This spring the shores of South Carolina come with a newly added feature - sea worms. These marine worms with hooked jaws are starting to be seen in South Carolina’s coastal waters per the South Carolina Department of Natural Resources per their Facebook page. DNR warns that beach goers may not want to partake in swimming while these creatures, who have hooked jaws, are found frequently in the local coastal waters.
These sea animals are sometimes called clamworms and ordinarily are found on the seafloor. During certain times of the year, such as new and full moons during the spring, these creatures undergo a transformation. Their tiny bodies morph into a much needed reproductive form named “epitokes”.
“This fascinating phenomenon occurs every year at our marine headquarters in Charleston and is often followed by hungry throngs of fish and birds along the marsh edge,” per the Department of Natural Resources.
DNR experts warned that people may not want to go swimming with these creatures, as clamworms do have hooked jaws.
“But it’s hard not to appreciate such an unusual coastal sight,” SC DNR's Facebook post stated.
The South Carolina Department of Natural Resources Facebook page gives us a closer look. See the video below.
Local experts are intrigued by this unique sighting, but still warn vacationers to keep their distance and stay clear. Per Enature.com they have a mouth, a lip, two pairs of eyes and a very strong hook jaw. They may look like an earthworm, but these creatures are stronger. Clamworms are able to break human skin with their jaws.
If you see a frenzy of these marine worms, stay clear. They have a mouth, a lip, two pairs of eyes, and a set of strong hook-like jaws, according to enature.com. Unlike an earthworm, the clamworm’s mouth and jaws are strong enough to break human skin.
Per Wikipedia, the clam worm can reach upward toward 15 centimetres (6 in) in length, but most specimens are smaller than this. It is usually a brown color at the rear with red-brown on the rest of its body. The clamworm also has an identifiable head with four eyes, two sensory feelers or palps, and many tentacles. Something one may not want to inspect themselves per experts at the DNR.

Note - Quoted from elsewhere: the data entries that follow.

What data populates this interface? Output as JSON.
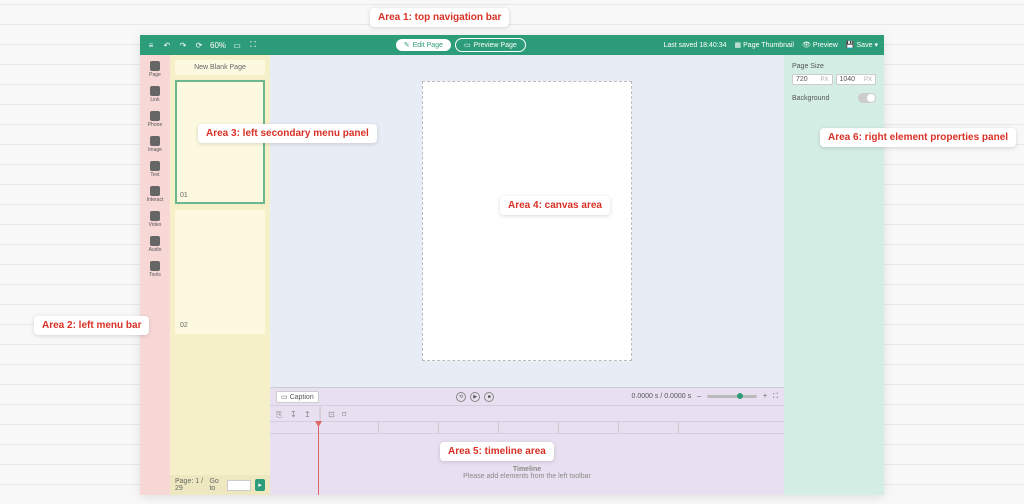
{
  "topbar": {
    "zoom": "60%",
    "edit_page": "Edit Page",
    "preview_page": "Preview Page",
    "last_saved": "Last saved 18:40:34",
    "page_thumbnail": "Page Thumbnail",
    "preview": "Preview",
    "save": "Save"
  },
  "leftbar": {
    "items": [
      {
        "label": "Page"
      },
      {
        "label": "Link"
      },
      {
        "label": "Phone"
      },
      {
        "label": "Image"
      },
      {
        "label": "Text"
      },
      {
        "label": "Interact"
      },
      {
        "label": "Video"
      },
      {
        "label": "Audio"
      },
      {
        "label": "Tools"
      }
    ]
  },
  "secpanel": {
    "title": "New Blank Page",
    "thumbs": [
      "01",
      "02"
    ],
    "page_label": "Page: 1 / 29",
    "goto_label": "Go to",
    "go_icon": "▸"
  },
  "timeline": {
    "caption_btn": "Caption",
    "time_text": "0.0000 s / 0.0000 s",
    "empty_title": "Timeline",
    "empty_sub": "Please add elements from the left toolbar"
  },
  "rightpanel": {
    "page_size_label": "Page Size",
    "width": "720",
    "height": "1040",
    "unit": "PX",
    "bg_label": "Background"
  },
  "annotations": {
    "a1": "Area 1: top navigation bar",
    "a2": "Area 2: left menu bar",
    "a3": "Area 3: left secondary menu panel",
    "a4": "Area 4: canvas area",
    "a5": "Area 5: timeline area",
    "a6": "Area 6: right element properties panel"
  }
}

These sea creatures are part of the ocean eco-structure. Clamworms are an important food source for bottom-feeding fish and crustaceans. Per Kiddle, they are a free swimming polychaete, scavenging on the bottom of shallow marine waters. They feed on other worms plus algae. To feed, clamworms use a proboscis, which has two hooks at the end. These hooks grasp prey and pull it into their mouth. Clamworms are an important food source for bottom-feeding fish and crustaceans. Clamworms try to protect themselves by secreting a mucus substance that hardens to form a sheath around them.

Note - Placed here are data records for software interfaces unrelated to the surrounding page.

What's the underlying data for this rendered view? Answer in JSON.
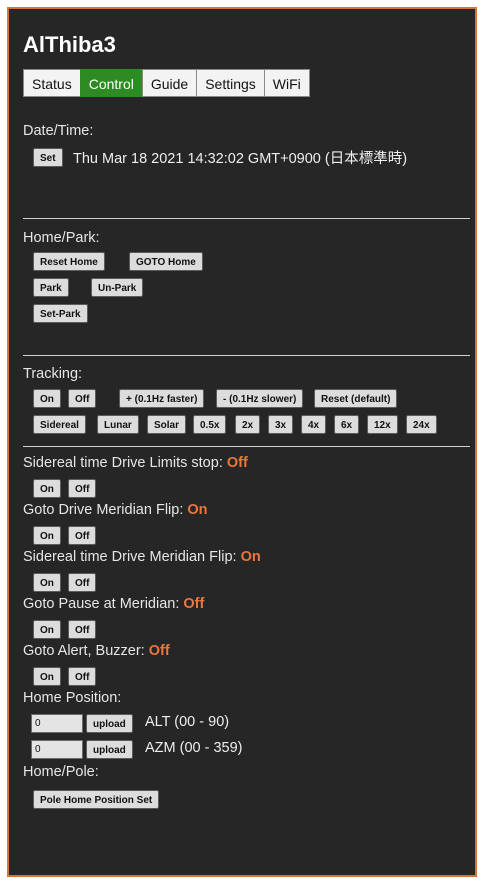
{
  "app_title": "AlThiba3",
  "tabs": [
    {
      "label": "Status"
    },
    {
      "label": "Control"
    },
    {
      "label": "Guide"
    },
    {
      "label": "Settings"
    },
    {
      "label": "WiFi"
    }
  ],
  "active_tab": "Control",
  "datetime": {
    "heading": "Date/Time:",
    "set_label": "Set",
    "value": "Thu Mar 18 2021 14:32:02 GMT+0900 (日本標準時)"
  },
  "home_park": {
    "heading": "Home/Park:",
    "reset_home": "Reset Home",
    "goto_home": "GOTO Home",
    "park": "Park",
    "unpark": "Un-Park",
    "set_park": "Set-Park"
  },
  "tracking": {
    "heading": "Tracking:",
    "on": "On",
    "off": "Off",
    "faster": "+ (0.1Hz faster)",
    "slower": "- (0.1Hz slower)",
    "reset": "Reset (default)",
    "rates": [
      "Sidereal",
      "Lunar",
      "Solar",
      "0.5x",
      "2x",
      "3x",
      "4x",
      "6x",
      "12x",
      "24x"
    ]
  },
  "options": [
    {
      "label": "Sidereal time Drive Limits stop:",
      "value": "Off"
    },
    {
      "label": "Goto Drive Meridian Flip:",
      "value": "On"
    },
    {
      "label": "Sidereal time Drive Meridian Flip:",
      "value": "On"
    },
    {
      "label": "Goto Pause at Meridian:",
      "value": "Off"
    },
    {
      "label": "Goto Alert, Buzzer:",
      "value": "Off"
    }
  ],
  "option_buttons": {
    "on": "On",
    "off": "Off"
  },
  "home_position": {
    "heading": "Home Position:",
    "alt_value": "0",
    "azm_value": "0",
    "upload_label": "upload",
    "alt_range": "ALT (00 - 90)",
    "azm_range": "AZM (00 - 359)"
  },
  "home_pole": {
    "heading": "Home/Pole:",
    "button": "Pole Home Position Set"
  },
  "colors": {
    "accent": "#d9713a",
    "active_tab": "#2e8b24",
    "status_value": "#e9773e",
    "background": "#262626"
  }
}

During lunar phases in the spring and early summer, the clam worm undergoes "heterogenesis". Their parapodia enlarge so they can swim. The clamworms are then capable of releasing eggs and sperm. After they have released their egg or sperm, they die.
Planktonic larvae develop, grow into annelids and eventually sink to the bottom of the water.
After spring and the change of the lunar cycle, these sea creatures will return to the bottom of the ocean where they in turn become food for the bottom-feeding fish and crustaceans. They are an important part of the eco-system even it they look a bit menacing to spring breakers.
Video and Photo Sources - S.C. Department of Natural Resources and Ava Roxanne Stritt